New mentoring program focuses on helping students transition to college life

The campus is now accepting applicants for the new JumpStart mentoring program which helps first- and second-year students transition to college life. Credit: Penn StateCreative Commons

DUNMORE, Pa. — This fall Penn State Scranton will launch another initiative geared to enhancing student success.

The campus is now accepting applicants for the new JumpStart mentoring program. Funded by the University’s Equal Opportunity Planning Committee (EOPC), JumpStart specifically aims to retain and sustain first- and second-year students by connecting them with peer and faculty/staff mentors and other advocates of the campus community who can help them navigate the often-bumpy social transition to college life.

While the program is open to all students, it is primarily geared to those from underrepresented, first-generation, and economically disadvantaged backgrounds, according to Dharti Ray, coordinator of co-curricular programs at the campus.

“The primary goal is to support minority groups such as African American, Native American, Asian and/or Latinx students,” Ray said. “The mission here is to retain them. Often, when minority students or first-generation students come to campus, they don’t feel like they belong. This allows them to establish a relationship with their peers and the faculty and staff. It’s built off this notion of relationship-building and social transition to the campus community.

“A lot of our students did their high school in another country. Or, maybe they speak another language at home. So, for them, it’s not just about being a first-generation student, but the whole idea of acclimating to the American education system in general,” Ray continued. “That adjustment is complex, and hopefully JumpStart can address it.”

Currently, Ray is actively seeking mentees for the program by promoting it at the campus’ New Student Orientation (NSO) sessions. She’s also reached out to faculty and staff to both identify and recommend current students to be mentors and to serve as senior mentors themselves.
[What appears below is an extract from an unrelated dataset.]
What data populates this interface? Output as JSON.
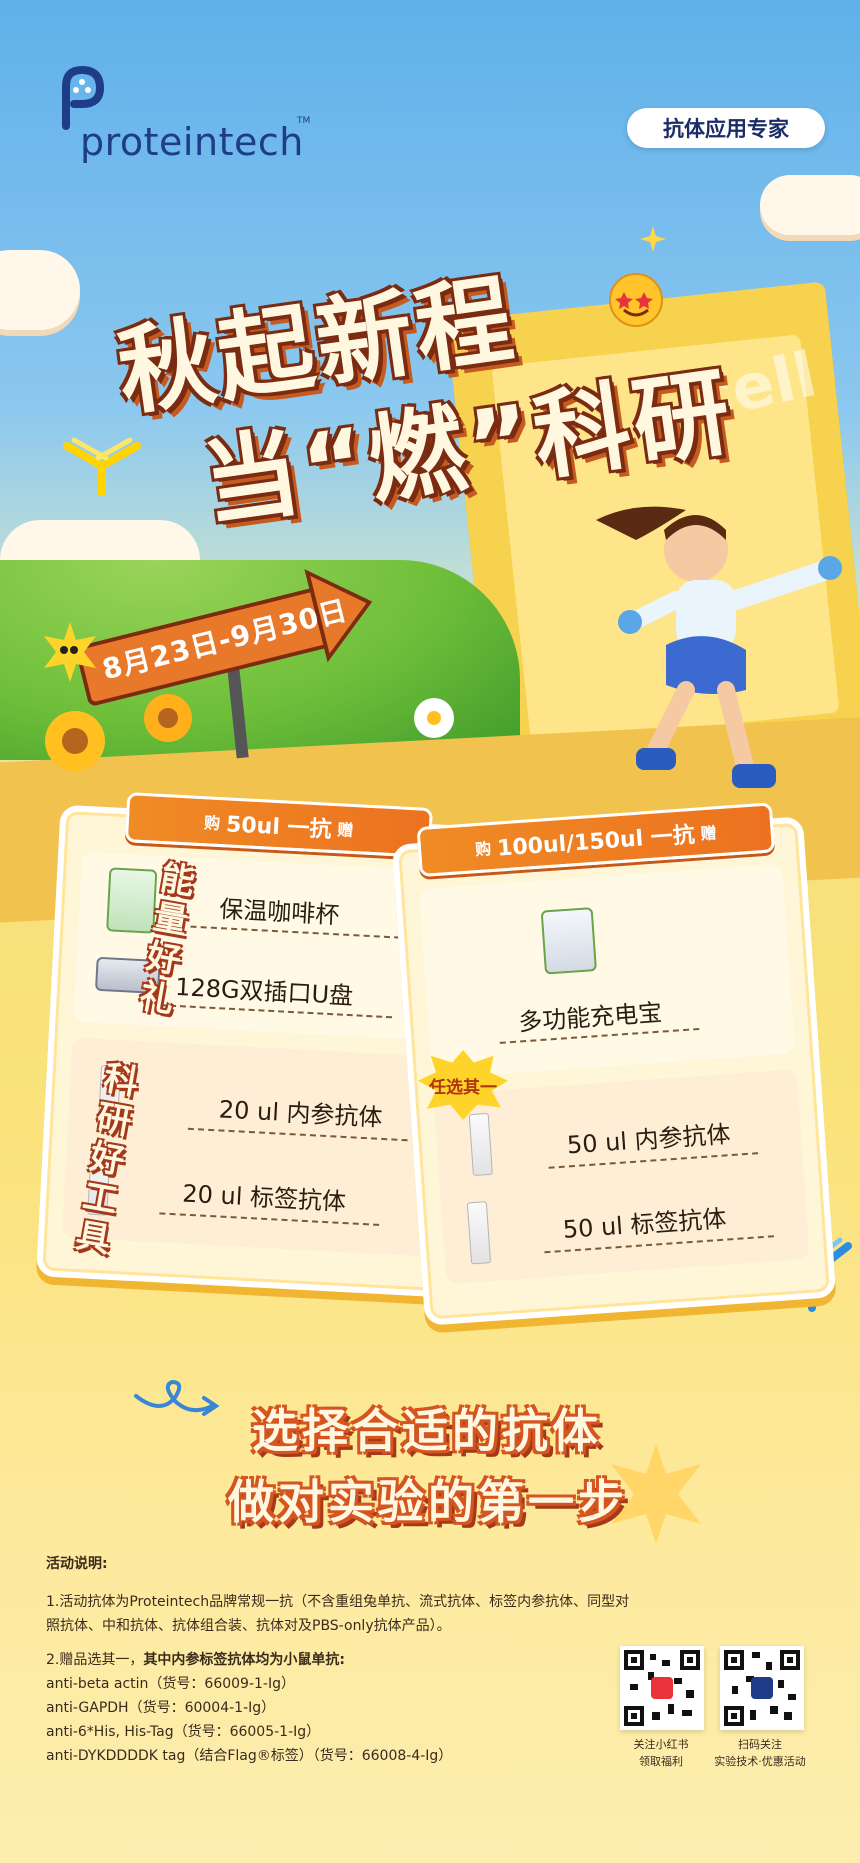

Ray first pitched the program while still serving in her previous position as coordinator of diversity, equity and inclusion. With assistance from Meghan Cruciani, associate director of academic advising, and Jon Tobin, coordinator of career services, she wrote a grant proposal that was submitted to EOPC in March.
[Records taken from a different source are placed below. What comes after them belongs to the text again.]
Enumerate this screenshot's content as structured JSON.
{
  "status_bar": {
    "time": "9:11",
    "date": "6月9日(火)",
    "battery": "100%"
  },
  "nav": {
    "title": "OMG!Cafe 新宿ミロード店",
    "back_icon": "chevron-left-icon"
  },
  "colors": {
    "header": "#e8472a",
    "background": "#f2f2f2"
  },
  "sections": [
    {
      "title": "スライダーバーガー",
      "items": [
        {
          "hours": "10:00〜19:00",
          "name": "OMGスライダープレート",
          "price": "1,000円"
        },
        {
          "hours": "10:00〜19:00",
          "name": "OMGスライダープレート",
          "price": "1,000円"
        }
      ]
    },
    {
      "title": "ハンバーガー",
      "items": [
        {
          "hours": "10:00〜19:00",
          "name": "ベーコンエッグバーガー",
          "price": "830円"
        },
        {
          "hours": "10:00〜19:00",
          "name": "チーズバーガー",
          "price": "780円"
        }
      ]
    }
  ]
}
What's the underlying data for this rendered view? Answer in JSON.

“It was interesting to write the proposal and see how the vision for the program all came together,” said Ray, noting the person who succeeds her in the diversity position will eventually take over JumpStart.

Students enrolled in the program will meet regularly with their peer mentors, who will be paid, and at least twice a semester with the faculty/staff senior mentors.

Throughout the year, the mentees will complete various modules designed to connect them with critical campus resources and programs. In addition, they’ll have the opportunity to further develop and enhance their leadership and soft skills, career readiness, and overall academic success. 

“The program is just providing students with more of that one-on-one attention that our campus already does very well. It will really help further promote that welcoming environment we strive for here,” Ray said.

Ray hopes to have about 10 students participate in JumpStart this fall. With any luck, the program will progressively expand, with mentees eventually becoming mentors.

“The ultimate goal is to have students go through the program their first year and get them acquainted with becoming a mentor, so that they can help other students like them,” Ray said. “I think it has the potential to be a really successful program for years to come.”

For more information on the JumpStart mentoring program, contact Ray at 570-963-2685 or


Last Updated July 19, 2021